I have wanted to ask this for a while, and finally have a second example to broaden the scope of my search enough to be hopeful for hits. I am looking for literature that depicts a particular relationship between two main characters. Details to follow: [more inside]
Non-Americans! I'm beefing up my to-read pile (especially on my kindle), and I would like suggests of Great Classics of Your National Literature that would typically be assigned in secondary school. [more inside]
What are your favourite examples of building tension or suspense in literature? Ideally these are brief moments, single paragraphs or small scenes, compelling the reader to continue on, worried about what will follow. [more inside]
Looking for films and literature based on a theme of an older person discovering that many people younger than they are, are old themselves. Meta-theme: the meaning of aging.
I would like to read all of the best things about why the arts -- and in particular literature -- Matter(s). [more inside]
Children's book, of a wintery sort (I've been trying to remember the title for six months). I read it in the last 15 years. It involved a bored princess and someone that came and shook everything up - perhaps pied piper-ish? It involved juggling I think and the character's name was really important - I remember it as something like 'Hode'.
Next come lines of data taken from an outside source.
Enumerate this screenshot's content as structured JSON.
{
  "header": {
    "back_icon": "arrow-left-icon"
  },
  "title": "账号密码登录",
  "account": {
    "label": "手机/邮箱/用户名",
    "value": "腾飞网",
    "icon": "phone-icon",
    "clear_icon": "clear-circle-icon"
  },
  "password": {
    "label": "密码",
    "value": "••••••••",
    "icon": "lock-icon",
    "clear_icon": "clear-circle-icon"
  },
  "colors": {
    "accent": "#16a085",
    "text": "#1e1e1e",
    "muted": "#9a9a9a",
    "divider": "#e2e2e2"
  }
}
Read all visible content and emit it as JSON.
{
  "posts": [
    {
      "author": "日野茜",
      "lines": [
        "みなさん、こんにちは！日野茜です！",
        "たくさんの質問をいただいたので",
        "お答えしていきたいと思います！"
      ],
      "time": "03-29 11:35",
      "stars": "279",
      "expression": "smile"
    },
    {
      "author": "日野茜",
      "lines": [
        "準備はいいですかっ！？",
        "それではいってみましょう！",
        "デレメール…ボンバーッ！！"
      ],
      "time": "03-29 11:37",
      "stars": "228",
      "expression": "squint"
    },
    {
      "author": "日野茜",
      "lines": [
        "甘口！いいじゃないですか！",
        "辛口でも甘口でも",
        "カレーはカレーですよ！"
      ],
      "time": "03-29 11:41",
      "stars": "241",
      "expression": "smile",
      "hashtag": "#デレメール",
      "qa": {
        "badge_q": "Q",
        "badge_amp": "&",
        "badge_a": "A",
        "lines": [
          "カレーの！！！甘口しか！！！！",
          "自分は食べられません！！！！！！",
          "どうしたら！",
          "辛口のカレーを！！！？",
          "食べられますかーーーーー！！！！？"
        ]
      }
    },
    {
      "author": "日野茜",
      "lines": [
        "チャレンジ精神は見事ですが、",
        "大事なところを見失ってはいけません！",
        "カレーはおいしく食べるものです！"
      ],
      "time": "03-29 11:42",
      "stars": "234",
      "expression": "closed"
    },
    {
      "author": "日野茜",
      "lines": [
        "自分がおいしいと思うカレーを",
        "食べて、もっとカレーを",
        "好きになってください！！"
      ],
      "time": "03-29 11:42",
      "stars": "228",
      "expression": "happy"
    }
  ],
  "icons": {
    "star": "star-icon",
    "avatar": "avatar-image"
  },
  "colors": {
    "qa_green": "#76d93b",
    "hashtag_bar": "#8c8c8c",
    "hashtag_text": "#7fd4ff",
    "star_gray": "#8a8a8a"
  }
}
The book I'm looking for is one I remember reading in my childhood. It had a boy as a protagonist. It was similar to The Wizard of Oz in that the boy was travelling with friends through a magical realm to free it from some kind of oppressive rule. And when the boy arrived to the happy ending (which I think took place in the royal palace) it was revealed that actually he's not a boy - he's a girl. A princess, to be exact. And a rightful ruler of the realm. Which came as quite a shock to him/her. I must have been less than 10 years old when I read it, which places the book in the 1970s. Did I imagine it or does it really exist? (it is possible that I mixed it up with The Wizard of Oz, although I think I've read it later).
i really like the slow/subtle treatment of ennui/cultureshock/different manifestations of love/and the engaging "nonplot"
I'd like to spend more time reading serious literature or viewing art, but I find my ego keeps getting in the way. Advice, please? [more inside]
I would like to spread the word on a release party of sorts for a small publication that specializes in experimental poetry, literature, and conceptual writing. [more inside]